Would you change your football team, or your values? Copyright: <a href=’https://www.123rf.com/profile_hin255′>hin255 / 123RF Stock Photo</a>











It’s that time of year again. The one when the ups and downs of the past nine months are mostly finished, the main players are looking for a month or so spent on the beach, and the planning starts ready for next year.

We’re talking about football of course. The season’s almost done and dusted, with just the last few cups to be won, European places still up for grabs and the last remaining promotions still to be decided.

And that’s the beauty of football. Sticking with your team no matter what. You celebrate the highs together and despair at the lows together. Each season brings another shot at glory. Maybe our name’s on the cup this year, or it’s our turn to be champions.

If you ask any supporter of any team if they’d change their football allegiance, they’d say no in a heartbeat. The one thing football fans don’t do is change their loyalty. Switching teams is just about the worst thing you can do in the eyes of other supporters.

One group of individuals who are allowed to change their allegiance, however, are football managers. Their chosen profession is one of the most perilous around, with very few of this select band lucky enough to stick around at one club for a considerable length of time. Even winning your country’s top league for the first time in a club’s history isn’t enough to save you from the chop these days.
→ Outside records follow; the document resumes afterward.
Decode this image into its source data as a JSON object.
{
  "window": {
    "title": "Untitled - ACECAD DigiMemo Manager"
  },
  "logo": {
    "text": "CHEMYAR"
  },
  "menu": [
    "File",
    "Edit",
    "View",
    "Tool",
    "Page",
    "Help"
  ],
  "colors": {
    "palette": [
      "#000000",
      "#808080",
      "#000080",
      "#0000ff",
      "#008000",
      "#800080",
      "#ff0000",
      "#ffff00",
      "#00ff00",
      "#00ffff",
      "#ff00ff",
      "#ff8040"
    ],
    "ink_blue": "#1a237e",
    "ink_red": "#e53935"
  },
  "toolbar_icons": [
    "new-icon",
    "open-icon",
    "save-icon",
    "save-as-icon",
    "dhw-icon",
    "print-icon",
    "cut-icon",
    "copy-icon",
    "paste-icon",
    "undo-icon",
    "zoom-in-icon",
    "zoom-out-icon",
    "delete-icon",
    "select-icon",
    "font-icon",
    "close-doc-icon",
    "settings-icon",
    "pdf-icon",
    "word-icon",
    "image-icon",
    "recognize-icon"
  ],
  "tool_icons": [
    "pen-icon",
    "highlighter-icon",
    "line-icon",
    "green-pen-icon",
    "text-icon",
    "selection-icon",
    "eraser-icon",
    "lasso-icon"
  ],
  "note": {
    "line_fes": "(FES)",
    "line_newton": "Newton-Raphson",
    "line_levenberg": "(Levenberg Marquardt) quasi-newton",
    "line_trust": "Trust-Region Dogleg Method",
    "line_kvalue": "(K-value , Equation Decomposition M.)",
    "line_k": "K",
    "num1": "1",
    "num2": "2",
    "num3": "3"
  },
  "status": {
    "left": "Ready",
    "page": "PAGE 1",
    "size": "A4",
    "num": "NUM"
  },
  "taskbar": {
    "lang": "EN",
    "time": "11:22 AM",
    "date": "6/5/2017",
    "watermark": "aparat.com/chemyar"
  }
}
If you stop and think about it, the best football managers – and we’ll leave you to think of your favourites here – have to show incredible and unique levels of leadership. They usually have to pick up the pieces from another manager who’s failed, up sticks and move to a city they’re unfamiliar with (often in a foreign country), speak countless languages, and deal with a bunch of highly-volatile players. And they’re expected to be an instant success on top of all this.

What’s often overlooked as a skill great football managers need to have is how they change their values to fit their club. Most football clubs are built on a set of values that fans understand. Some are friendly, family-based clubs with a local support. Others have a huge international support. There are teams where the expectation is to win a trophy every season, while for others the fans simply want exciting, attractive football to be played.
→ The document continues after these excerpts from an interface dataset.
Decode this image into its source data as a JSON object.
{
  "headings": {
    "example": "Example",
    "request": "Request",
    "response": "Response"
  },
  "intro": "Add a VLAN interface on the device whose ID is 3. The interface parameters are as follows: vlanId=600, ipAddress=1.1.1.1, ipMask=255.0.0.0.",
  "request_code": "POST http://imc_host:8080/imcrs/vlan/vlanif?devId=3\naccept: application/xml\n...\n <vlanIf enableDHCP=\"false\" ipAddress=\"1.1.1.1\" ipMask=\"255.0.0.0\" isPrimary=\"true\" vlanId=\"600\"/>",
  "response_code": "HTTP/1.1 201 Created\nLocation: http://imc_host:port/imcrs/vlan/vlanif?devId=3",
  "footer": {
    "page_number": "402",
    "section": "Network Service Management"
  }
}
Managers have to be aware of these values and adapt to them. Traditions are to be respected, and the integrity of the club is almost as important to supporters as success. Teams can be winning, but supporters might not like the style of the play or a manager’s philosophy. What worked for the manager at one club might not be right at another club because it’s not ‘the way we do things’. The buck stops with the manager and eventually, they’ll lose their job.

So what we can learn from managers of the beautiful game? The most important lesson is that it’s OK to change your values sometimes depending on the organisation you’re part of. There are individual values you hold dear that you’d never change. They’re ingrained and are formed from a set of beliefs that have informed and influenced your life over the years.

But different organisations have different values and to really succeed, you might have to alter your values a bit sometimes. Not compromise on them, as they’re too deep to change quickly and without thought. However, the ability to be flexible and adapt can give you greater success, and this might mean having to change your values a little bit.

This isn’t as difficult as it sounds as values often change as you move through life. Today, a healthy work-life balance might be important to you whereas getting promotions and a big salary was your main priority. This is an example of where a value’s changed.

So if you find your values don’t quite match an organisation, re-assess which of them are really important. Some of them might not mean as much as you thought. It’s all about aligning values rather than totally changing them.

Being able to change behaviour to suit your situation isn’t unique to football management. To be a truly great leader in any organisation, understanding the values of the organisation is crucial. If you don’t know how things work and what the people expect, you’re doomed to failure.

Anyway, who do you want us to sign next season?